App and web page records:

◇ ◇ ◇ ◇ ◇

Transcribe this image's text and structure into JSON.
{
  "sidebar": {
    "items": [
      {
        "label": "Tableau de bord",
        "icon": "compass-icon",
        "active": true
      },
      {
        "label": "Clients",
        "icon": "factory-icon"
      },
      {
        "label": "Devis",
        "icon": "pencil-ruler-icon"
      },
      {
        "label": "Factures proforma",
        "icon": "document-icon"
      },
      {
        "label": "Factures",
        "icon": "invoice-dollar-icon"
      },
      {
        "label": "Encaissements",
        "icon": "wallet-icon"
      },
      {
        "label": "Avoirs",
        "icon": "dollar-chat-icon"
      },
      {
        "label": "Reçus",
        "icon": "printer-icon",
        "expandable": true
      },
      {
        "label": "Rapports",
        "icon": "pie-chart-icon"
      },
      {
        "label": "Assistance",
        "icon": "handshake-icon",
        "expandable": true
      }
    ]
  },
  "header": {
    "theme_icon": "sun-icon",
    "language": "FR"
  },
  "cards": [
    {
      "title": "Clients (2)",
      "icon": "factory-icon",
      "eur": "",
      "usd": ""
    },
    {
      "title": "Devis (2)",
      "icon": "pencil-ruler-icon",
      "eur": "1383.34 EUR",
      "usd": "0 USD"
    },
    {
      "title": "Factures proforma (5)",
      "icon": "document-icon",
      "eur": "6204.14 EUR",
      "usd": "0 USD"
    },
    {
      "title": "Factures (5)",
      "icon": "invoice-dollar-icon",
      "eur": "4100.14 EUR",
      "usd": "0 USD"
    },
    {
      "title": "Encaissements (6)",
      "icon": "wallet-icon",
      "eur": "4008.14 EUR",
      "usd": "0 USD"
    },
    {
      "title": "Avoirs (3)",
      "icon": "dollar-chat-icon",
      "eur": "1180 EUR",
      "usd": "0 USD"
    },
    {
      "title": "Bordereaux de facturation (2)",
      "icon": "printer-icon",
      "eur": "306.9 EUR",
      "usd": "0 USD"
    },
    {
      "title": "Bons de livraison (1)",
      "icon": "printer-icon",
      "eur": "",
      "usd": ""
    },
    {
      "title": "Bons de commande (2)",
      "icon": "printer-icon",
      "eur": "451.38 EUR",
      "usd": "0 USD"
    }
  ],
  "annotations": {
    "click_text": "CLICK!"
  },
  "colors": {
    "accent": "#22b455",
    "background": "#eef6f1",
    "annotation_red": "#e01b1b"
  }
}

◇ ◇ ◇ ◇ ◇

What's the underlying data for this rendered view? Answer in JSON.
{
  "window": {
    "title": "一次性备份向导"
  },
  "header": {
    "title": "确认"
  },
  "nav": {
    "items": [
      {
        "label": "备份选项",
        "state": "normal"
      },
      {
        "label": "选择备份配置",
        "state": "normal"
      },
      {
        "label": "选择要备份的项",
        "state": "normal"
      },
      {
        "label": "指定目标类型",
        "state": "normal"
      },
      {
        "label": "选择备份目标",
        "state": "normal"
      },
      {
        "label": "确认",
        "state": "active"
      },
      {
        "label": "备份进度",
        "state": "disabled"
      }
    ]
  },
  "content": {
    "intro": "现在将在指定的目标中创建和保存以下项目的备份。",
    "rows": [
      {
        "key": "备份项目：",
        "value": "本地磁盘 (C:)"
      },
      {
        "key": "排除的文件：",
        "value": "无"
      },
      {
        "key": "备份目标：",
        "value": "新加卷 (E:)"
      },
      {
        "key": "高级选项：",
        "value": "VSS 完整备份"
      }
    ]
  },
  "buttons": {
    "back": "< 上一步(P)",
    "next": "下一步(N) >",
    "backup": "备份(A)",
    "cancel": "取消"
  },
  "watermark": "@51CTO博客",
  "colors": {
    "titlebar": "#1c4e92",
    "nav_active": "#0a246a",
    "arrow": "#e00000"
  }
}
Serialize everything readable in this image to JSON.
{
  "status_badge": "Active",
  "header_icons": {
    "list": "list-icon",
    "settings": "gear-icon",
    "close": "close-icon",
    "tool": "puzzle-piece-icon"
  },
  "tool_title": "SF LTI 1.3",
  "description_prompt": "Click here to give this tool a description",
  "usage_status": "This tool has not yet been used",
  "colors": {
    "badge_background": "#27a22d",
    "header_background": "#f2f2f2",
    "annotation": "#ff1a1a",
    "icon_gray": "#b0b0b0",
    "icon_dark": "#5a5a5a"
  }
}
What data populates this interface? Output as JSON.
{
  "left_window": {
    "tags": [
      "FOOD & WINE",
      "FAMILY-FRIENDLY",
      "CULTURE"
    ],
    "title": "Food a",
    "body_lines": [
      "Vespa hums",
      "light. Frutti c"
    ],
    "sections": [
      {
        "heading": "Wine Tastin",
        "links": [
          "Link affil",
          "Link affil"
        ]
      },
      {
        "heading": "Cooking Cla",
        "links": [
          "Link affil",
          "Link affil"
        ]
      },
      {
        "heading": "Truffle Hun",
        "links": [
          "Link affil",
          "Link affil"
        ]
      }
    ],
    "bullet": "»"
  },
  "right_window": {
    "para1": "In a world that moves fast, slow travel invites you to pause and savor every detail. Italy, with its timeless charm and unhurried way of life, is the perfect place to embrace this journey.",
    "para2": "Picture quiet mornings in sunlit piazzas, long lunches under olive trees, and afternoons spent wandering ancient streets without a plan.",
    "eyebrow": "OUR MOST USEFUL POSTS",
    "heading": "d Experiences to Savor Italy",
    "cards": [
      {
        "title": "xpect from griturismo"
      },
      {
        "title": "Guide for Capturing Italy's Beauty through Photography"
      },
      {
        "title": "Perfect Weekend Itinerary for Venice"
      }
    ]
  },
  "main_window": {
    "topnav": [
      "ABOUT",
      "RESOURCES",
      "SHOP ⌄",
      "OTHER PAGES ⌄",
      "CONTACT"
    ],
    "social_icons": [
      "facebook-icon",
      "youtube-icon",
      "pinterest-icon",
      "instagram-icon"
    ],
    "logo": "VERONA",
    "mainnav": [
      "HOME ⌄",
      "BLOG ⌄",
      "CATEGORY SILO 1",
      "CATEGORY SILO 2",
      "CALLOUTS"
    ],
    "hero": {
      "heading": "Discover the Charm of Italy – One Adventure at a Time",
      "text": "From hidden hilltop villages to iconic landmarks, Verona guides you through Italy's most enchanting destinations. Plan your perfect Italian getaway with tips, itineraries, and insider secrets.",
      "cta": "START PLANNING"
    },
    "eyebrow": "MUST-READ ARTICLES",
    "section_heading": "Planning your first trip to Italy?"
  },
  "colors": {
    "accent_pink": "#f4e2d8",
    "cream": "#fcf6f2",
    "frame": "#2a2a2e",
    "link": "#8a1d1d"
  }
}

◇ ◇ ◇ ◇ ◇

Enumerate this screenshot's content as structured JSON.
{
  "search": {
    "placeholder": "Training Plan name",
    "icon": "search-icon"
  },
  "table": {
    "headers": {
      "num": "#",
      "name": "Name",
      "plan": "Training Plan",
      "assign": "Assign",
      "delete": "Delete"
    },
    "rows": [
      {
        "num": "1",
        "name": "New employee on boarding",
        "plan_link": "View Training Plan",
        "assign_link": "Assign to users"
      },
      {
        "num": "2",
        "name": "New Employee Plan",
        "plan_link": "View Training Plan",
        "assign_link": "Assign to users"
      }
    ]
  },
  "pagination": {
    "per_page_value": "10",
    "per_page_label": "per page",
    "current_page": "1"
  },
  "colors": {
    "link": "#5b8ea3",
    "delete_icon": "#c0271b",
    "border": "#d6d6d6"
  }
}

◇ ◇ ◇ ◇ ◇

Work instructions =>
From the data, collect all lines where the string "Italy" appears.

Response to the exercise =>
    "para1": "In a world that moves fast, slow travel invites you to pause and savor every detail. Italy, with its timeless charm and unhurried way of life, is the perfect place to embrace this journey.",
    "heading": "d Experiences to Savor Italy",
        "title": "Guide for Capturing Italy's Beauty through Photography"
      "heading": "Discover the Charm of Italy – One Adventure at a Time",
      "text": "From hidden hilltop villages to iconic landmarks, Verona guides you through Italy's most enchanting destinations. Plan your perfect Italian getaway with tips, itineraries, and insider secrets.",
    "section_heading": "Planning your first trip to Italy?"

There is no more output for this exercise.